GPS believes in providing each girl with a superior and rigorous academic program accompanied by opportunities for personal growth in athletics, the fine arts, community service, and extracurricular activities. Starting from the 6th grade, students are immediately expected to work their hardest and excel in whichever subject they put their minds to. In addition, the girls take a computer class twice a week to develop technological, communication, and problem-solving skills. In the 7th grade, they are required to pick up a language: French, Spanish, Latin, or Mandarin Chinese, and in the 8th grade, each student is required to purchase a specific personal laptop for school use. In the past, IBM tablets were the laptops of choice; however, due to several laptop issues over the course of several years, the school switched to requiring the students purchase MacBook Airs for convenience in 2011.
Upper School (grades 9-12)
Because GPS stands among the country's leading schools in educational and technological innovation, its graduates are young women who create a more honorable, compassionate, and sustainable community. The Upper School, along with the Middle School, prepares its students by engaging their minds, stimulating their spirits, and challenging them to become effective leaders in the global community. After every test and quiz, students are expected to write, "On my honor I have neither given nor received help on this test, nor will I discuss it.", followed by their signature.
The Upper School currently offers 19 Advanced Placement courses, ranging from AP Latin Horace to AP Comparative Government & Politics. Students consistently score higher than the national and state average for males and females in every subject offered; in 2010-11, 80% of the sophomores through seniors taking the exams scored three or higher on the five point scale, and in the senior class of 2011, 70% were enrolled in at least one AP course. Class sizes are relatively small, with the student-teacher ratio being 12:1. Although each grade consists of 80-110 girls, the school boasts excellence in every division, with numerous National Merit Scholars, perfect SAT scores, and millions offered in scholarship money per year. Graduates of GPS attend diverse colleges every year, including Dartmouth College, Harvard University, Massachusetts Institute of Technology (MIT), Columbia University, New York University (NYU), United States Military Academy (USMA), Yale University, Savannah College of Art and Design (SCAD), Brandeis University, Johns Hopkins University, and Vanderbilt University, to name a few.

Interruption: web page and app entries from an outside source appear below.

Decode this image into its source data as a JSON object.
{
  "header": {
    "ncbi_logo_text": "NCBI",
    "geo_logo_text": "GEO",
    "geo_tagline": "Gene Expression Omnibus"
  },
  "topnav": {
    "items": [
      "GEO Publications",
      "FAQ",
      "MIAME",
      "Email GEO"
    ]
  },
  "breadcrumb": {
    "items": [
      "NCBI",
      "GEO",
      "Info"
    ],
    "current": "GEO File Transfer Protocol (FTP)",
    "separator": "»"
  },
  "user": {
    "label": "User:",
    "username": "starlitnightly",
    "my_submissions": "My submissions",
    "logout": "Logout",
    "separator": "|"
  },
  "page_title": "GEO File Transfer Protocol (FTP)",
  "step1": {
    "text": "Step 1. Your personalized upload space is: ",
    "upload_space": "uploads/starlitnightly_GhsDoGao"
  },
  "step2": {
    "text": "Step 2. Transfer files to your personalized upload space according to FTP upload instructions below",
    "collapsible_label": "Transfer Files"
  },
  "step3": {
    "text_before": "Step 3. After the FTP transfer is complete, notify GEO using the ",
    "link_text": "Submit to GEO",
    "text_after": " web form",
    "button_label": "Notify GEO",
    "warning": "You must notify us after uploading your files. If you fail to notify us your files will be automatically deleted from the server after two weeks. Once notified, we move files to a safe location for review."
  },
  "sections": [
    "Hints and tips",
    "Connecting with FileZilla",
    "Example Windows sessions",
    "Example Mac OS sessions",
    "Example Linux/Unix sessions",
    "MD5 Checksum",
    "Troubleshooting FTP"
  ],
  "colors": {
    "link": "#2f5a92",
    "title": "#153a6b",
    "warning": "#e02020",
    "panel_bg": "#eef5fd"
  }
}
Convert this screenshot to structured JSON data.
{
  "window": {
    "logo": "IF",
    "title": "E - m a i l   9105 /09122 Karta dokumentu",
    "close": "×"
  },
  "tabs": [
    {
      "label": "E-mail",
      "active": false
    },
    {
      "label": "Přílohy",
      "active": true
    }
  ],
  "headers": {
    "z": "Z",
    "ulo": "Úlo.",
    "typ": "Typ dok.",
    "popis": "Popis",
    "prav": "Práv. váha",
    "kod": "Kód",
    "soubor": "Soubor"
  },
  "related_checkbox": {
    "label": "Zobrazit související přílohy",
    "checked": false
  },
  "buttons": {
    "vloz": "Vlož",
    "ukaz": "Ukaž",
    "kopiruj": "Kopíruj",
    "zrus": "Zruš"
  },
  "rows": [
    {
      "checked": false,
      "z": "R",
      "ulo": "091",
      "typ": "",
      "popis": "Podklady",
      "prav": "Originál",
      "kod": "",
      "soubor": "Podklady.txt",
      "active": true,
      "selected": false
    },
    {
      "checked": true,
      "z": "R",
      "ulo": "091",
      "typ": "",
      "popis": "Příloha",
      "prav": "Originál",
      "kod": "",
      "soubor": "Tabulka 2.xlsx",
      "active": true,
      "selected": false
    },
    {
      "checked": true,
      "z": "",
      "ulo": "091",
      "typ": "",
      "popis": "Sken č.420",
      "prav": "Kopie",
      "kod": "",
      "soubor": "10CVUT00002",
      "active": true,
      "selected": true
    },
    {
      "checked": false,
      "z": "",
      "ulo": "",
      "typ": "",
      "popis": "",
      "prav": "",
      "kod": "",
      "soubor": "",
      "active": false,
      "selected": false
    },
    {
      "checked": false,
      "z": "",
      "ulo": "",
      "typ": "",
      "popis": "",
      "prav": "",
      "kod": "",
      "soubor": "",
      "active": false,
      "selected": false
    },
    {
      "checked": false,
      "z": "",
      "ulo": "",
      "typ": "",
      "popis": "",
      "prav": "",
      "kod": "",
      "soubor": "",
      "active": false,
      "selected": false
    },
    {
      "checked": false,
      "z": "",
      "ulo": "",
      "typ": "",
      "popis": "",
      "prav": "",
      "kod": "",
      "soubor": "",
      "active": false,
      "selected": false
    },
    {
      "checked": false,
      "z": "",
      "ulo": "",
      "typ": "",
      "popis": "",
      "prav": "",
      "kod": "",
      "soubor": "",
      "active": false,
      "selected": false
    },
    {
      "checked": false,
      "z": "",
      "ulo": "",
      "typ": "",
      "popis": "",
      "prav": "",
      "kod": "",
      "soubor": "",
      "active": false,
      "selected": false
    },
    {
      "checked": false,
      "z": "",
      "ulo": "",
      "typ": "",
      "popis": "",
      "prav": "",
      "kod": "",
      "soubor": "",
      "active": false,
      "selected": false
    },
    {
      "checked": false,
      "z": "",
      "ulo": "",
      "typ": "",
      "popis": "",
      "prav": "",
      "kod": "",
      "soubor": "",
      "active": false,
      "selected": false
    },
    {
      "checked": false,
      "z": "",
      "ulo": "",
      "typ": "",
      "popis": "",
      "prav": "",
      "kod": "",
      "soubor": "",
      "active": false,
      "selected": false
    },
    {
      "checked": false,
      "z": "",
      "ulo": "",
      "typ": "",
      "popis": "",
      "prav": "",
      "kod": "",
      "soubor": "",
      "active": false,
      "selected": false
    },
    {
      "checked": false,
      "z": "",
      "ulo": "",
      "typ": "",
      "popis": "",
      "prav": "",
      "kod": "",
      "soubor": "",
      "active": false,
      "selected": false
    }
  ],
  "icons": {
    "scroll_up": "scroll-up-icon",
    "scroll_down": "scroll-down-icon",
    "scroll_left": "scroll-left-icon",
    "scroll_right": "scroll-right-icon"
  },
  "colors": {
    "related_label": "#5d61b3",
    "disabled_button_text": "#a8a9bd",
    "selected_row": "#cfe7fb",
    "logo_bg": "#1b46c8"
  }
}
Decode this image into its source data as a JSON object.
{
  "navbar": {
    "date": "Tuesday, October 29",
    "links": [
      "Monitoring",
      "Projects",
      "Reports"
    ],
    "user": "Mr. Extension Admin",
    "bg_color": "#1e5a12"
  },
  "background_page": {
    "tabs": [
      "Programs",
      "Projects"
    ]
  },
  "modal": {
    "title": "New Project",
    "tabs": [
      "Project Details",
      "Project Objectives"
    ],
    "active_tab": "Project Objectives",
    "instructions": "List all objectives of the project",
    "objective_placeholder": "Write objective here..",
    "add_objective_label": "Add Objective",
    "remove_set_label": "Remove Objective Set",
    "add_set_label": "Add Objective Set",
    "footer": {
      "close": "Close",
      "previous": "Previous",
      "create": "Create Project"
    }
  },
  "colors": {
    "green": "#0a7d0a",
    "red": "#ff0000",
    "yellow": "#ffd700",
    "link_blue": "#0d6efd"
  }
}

The Alma Mater is traditionally sung at many school events.
"Here's to the girls of the GPS. Here's to the lessons too. Here's to the ring we wear for her. Here's to the black and blue. Here's to the hope that we still may be, Proven through every test, Worthy the school we most revere, Here's to the GPS."
Other GPS songs include "GPS We Love, Extol Thee," and the "Where O Wheres."
- Carman Barnes, writer
- Rachel Boston, actress
- Tracy Seretean, Academy Award winning filmmaker
- Andrea Saul, Republican Party operative